Directed by Robert McKimson; Story by Warren Foster; Animation by Herman Cohen, Rod Scribner, Phil DeLara, and Charles McKimson; Layouts by Robert Givens. Backgrounds by Richard H. Thomas; Voice Characterization by Mel Blanc; Musical Direction by Carl W. Stalling. A Looney Tune released on November 14, 1953. *(I friggin’ love that line.)
Guess who’s finally getting married? Yep! My younger brother! Explains today’s short choice perfectly!
All the local hens are proud mothers who love nothing more than raising their chicks. Excluding Prissy, of course. She has zero. And not only do the hens know this lack of poultry progeny makes her miserable, but they delight in telling her that she’s the lucky one, because they know that bothers her. They can’t even have the decency to let her be friendly with their brood. (Don’t bother eating their drumsticks; they’re too bitter.) And the hurtful insults are the tipping point. Prissy is opting for what is always the worst option: suicide. (Briefly suffering wing loss as she does.)

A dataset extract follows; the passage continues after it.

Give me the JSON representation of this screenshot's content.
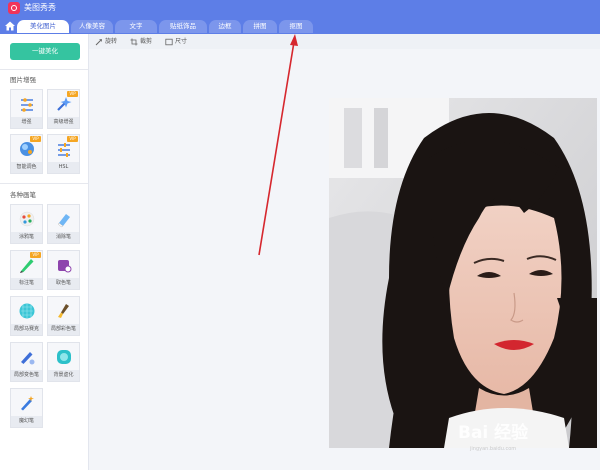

Luckily for everyone involved, Foghorn spotted her just as she was about to jump and saves her to boot. She’s smitten. There’s just something about a guy who saves you from a dangerous situation that you put yourself in. Too bad her kiss only confounds him. Oh well. Time for the daily dog beating. Barnyard isn’t even tied up in this short, so Foggy has to slam a gate on him to avoid getting pounded back. After this bit of fun, Prissy returns, doing a sexy flamenco dance. (I honestly had trouble recognizing her without her signature bonnet.)
Foghorn is finally able to catch on, and tells her that he is not interested in as polite a manner as he is capable of. For you see, being married would interfere with his ‘sticking the dog with T.N.T. stick’ shtick. Which fails this time because it was the Dawg’s time to win. (But look closely! While Foghorn checks to see if the hound is asleep, Barnyard clearly looks him right in the eye! Does Foghorn just think he’s tied up in his house? Or was that just a bit of a mistime on the animator’s parts? It all depends on if you want to see the Toons as living beings or not.)
And Prissy is still at it. Now trying to buy Foghorn’s affections with confections. He has to put his talons down and tell her point blank that he has no interest in her. She understands. Saying the saddest version of her catchphrase, she departs. Give Foghorn some credit. At least he knows he was being a jerk. But that Dawg gets to her and plans to help her, as it would be the ultimate victory for him. (Plus, he’s written several shipping fanfic’s about the two. He has secrets.) He says the secret to getting your man is playing hard to get and when she tries it, the results are instantaneous.
What really steams the rooster up though, is seeing the Chinese knock-off version of him, Fog Horn Capon, putting the moves on the hen. (Really just that Dawg in disguise.) Foggy fights for her, and Barnyard is quite the method actor, willing to take some punches and ultimately throw the fight to sell the scene. Even the other ladies witness Prissy having two suitors fight for her, so that really boosts her self esteem. Foghorn quickly claims his prize and rushes off to Church’s Chicken… I mean Chicken Church, and has the deed done.
He celebrates his victory before things really start sinking in. Only now does he realize that one can win the fight, and still lose the war.
Favorite Part: Probably the most savage roast I’ve heard and probably ever will: “Gal reminds me of a highway between Fort Worth and Dallas: no curves.”
Personal Rating: 4. Top form writing.